Wallace’s last words were, “Dibble has cut me all to pieces.” Around 31-years-old, he left behind a widow and child in Chicago.
Dibble, to his credit, promptly replaced the (now blood-covered) knife in its sample case.
At the inquest later that day, a number of witnesses testified to Dibble’s “jovial and good-natured disposition” and to Wallace’s being “a man of a very quarrelsome disposition and a bully.” Within a few hours, a jury determined the murder of Wallace was a clear-cut case of self-defense, and Dibble was freed on $5,000 bail. Justice was quick in those days.
Later that October, Dribble – er, Dibble – was discharged after yet another witness testified to Wallace’s being a notorious hothead.
The June L.A. Times account of the murder reported Dibble had lived in Los Angeles for nearly twenty-five years and “is well known and very popular, and lives with his wife at No. 110 Downey avenue [sic].” That section of Broadway was known as Downey until 1910.
As for the landmarked home, I should point out this site names the home for Horace P. Dibble, while our man with the knife was Horace B. Dibble. Going back, in the summer of 1883, these two transactions appeared in the L.A. Times:
Four years later, George S. Safford sold a lot in block 22, East Los Angeles, to H.B. Dibble for $1,750.
What am I trying prove with these transactions? I dunno, except there was an H.B.D., maybe an H.P.D., and if that lot in East Los Angeles was for this monument, that’d push the date of construction at least seven years later than most sources give.
When I was there to take pictures the other week, in the yard was a man who told me he had the place for just a few months and that the home was a single residence.
Investigative journalism at its finest.
The Los Angeles Times; Jul 11, 1883, p. 0_3
The Los Angeles Times; Mar 1, 1887, p. 7

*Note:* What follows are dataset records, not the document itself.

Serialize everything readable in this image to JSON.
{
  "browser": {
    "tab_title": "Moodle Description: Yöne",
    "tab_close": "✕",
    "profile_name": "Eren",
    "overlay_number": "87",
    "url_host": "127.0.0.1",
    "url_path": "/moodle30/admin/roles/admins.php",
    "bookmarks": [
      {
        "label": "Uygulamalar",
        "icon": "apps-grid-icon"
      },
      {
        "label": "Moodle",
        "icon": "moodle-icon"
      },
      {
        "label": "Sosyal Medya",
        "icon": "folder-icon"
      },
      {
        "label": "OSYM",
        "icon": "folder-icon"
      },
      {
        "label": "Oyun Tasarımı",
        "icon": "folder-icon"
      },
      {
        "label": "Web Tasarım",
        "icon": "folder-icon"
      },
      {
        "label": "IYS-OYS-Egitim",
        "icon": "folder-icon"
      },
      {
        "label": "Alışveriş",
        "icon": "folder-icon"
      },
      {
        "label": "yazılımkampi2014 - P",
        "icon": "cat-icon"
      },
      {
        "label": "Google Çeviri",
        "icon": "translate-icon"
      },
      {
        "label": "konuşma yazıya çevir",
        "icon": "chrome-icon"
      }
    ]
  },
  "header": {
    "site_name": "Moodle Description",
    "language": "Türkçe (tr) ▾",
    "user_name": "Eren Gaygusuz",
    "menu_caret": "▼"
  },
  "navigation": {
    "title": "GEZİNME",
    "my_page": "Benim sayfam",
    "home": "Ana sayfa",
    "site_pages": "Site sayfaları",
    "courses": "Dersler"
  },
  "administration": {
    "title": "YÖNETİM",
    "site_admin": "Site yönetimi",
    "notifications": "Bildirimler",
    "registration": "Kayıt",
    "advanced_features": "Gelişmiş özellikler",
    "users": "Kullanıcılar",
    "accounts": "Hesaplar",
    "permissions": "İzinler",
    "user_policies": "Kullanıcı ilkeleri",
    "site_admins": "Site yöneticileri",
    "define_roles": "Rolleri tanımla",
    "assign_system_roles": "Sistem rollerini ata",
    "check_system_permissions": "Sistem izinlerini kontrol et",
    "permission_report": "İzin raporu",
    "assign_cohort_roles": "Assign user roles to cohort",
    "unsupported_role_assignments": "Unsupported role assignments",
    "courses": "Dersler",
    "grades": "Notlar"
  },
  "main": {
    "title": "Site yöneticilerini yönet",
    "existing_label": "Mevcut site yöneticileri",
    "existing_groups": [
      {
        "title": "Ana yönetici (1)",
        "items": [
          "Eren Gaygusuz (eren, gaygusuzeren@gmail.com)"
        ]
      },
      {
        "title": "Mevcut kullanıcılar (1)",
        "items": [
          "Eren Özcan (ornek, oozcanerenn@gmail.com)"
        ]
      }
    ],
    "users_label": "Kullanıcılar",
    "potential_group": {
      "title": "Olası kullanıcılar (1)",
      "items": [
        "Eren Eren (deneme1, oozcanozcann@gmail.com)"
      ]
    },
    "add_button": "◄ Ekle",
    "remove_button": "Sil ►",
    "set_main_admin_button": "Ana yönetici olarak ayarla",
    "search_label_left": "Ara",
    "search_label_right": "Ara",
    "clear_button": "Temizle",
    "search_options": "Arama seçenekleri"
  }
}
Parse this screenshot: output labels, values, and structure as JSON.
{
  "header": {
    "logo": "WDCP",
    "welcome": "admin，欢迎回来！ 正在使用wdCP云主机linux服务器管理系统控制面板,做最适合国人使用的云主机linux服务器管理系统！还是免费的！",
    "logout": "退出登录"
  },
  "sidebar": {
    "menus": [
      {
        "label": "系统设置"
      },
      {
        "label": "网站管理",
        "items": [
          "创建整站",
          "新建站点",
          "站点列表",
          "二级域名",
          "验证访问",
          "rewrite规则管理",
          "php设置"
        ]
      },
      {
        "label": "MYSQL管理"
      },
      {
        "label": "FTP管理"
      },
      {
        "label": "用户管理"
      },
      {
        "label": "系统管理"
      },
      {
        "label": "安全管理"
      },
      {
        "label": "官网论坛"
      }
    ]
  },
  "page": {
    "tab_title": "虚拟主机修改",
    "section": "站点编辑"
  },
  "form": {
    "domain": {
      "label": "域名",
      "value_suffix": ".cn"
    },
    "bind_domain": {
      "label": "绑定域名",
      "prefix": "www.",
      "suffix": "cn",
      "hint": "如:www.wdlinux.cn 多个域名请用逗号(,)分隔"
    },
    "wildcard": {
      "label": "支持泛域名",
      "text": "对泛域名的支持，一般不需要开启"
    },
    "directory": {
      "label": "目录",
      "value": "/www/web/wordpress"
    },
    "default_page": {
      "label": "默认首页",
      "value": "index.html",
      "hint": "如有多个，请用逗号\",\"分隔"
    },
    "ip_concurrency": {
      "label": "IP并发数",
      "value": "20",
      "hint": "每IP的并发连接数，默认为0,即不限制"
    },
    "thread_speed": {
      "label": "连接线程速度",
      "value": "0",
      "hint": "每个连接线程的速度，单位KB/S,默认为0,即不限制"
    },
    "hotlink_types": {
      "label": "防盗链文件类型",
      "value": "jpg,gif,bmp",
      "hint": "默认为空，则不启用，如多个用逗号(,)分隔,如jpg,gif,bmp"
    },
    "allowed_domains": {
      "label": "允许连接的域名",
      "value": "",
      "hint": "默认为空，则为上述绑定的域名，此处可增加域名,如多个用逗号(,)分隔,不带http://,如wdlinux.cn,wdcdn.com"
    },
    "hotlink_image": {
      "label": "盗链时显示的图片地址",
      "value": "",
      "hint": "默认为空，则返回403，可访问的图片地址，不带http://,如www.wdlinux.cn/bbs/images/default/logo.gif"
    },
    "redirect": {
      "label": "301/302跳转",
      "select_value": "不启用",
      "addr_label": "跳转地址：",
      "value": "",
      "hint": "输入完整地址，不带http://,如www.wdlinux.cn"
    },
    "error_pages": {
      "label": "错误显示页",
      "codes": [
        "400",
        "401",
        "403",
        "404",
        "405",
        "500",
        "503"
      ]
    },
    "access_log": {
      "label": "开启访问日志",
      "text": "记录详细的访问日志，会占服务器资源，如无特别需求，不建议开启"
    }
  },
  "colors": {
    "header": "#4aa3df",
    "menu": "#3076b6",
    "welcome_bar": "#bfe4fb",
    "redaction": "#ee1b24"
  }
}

“In Self-Defense.” The Los Angeles Times; Jun 19, 1896, p. 13
“Dibble Goes Free.” The Los Angeles Times; Oct 23, 1896, p. 8
Up next: Mary Andrews Clark Residence of the YWCA